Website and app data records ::
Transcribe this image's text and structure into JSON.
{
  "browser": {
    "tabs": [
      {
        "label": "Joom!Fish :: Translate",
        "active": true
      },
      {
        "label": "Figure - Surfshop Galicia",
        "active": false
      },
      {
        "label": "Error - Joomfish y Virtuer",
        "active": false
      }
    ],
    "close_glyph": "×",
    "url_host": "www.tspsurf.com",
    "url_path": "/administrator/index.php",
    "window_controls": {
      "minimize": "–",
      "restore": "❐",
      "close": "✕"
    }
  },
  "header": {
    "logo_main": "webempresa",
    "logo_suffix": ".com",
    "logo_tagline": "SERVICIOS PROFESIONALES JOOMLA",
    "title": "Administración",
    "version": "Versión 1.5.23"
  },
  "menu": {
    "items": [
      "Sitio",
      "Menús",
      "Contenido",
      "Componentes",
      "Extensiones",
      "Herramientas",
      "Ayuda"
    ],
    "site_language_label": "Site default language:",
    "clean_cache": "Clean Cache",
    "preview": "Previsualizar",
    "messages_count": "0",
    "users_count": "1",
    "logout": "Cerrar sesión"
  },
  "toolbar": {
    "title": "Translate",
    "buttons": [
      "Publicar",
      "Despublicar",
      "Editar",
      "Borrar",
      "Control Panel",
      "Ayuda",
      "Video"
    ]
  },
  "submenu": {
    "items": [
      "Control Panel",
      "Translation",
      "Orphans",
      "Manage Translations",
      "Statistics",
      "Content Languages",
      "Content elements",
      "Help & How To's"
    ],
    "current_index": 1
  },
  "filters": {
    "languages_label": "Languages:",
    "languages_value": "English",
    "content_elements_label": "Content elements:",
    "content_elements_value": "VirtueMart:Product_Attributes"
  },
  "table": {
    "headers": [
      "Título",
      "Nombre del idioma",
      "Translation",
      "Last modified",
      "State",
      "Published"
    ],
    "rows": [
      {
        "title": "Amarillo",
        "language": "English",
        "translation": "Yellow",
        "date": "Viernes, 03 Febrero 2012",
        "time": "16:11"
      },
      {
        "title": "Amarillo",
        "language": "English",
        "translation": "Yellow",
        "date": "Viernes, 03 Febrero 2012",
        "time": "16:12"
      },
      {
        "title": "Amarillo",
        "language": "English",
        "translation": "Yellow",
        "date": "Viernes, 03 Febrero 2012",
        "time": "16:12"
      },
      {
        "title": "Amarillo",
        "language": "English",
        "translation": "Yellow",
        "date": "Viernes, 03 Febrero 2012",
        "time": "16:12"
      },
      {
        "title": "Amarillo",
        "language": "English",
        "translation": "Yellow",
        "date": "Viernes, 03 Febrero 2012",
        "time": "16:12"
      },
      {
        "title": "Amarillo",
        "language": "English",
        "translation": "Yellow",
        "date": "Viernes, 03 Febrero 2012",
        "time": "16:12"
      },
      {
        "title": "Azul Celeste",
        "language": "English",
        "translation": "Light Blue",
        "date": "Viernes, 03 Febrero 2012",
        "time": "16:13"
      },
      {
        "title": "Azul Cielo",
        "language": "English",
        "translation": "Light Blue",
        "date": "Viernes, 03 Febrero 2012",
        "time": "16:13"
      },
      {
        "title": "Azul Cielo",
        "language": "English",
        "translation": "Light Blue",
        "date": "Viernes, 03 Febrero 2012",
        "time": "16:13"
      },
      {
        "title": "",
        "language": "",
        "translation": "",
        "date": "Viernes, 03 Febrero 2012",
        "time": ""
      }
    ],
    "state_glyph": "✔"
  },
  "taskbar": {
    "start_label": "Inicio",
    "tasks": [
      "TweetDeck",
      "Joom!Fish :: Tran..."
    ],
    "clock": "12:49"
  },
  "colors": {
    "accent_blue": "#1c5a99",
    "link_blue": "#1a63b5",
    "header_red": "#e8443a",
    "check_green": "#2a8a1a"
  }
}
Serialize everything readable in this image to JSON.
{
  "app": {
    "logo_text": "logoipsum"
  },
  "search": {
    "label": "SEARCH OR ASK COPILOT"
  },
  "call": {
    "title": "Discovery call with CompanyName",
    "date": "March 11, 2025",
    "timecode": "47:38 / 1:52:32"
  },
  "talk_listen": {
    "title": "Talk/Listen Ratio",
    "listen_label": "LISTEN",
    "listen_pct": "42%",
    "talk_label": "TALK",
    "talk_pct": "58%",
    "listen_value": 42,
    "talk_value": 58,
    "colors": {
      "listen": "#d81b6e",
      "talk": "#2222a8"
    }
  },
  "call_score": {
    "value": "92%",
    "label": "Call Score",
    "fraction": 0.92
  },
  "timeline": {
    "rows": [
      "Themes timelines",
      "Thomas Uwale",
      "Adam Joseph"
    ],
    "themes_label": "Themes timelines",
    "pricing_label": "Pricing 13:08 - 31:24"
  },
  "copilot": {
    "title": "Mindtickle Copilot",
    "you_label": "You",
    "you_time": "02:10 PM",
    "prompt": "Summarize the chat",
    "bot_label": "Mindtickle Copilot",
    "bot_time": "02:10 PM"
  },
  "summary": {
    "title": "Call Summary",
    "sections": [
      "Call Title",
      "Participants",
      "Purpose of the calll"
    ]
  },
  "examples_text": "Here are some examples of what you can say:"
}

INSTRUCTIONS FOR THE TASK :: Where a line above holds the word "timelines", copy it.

SOLUTION FOR THIS PROBLEM ::
      "Themes timelines",
    "themes_label": "Themes timelines",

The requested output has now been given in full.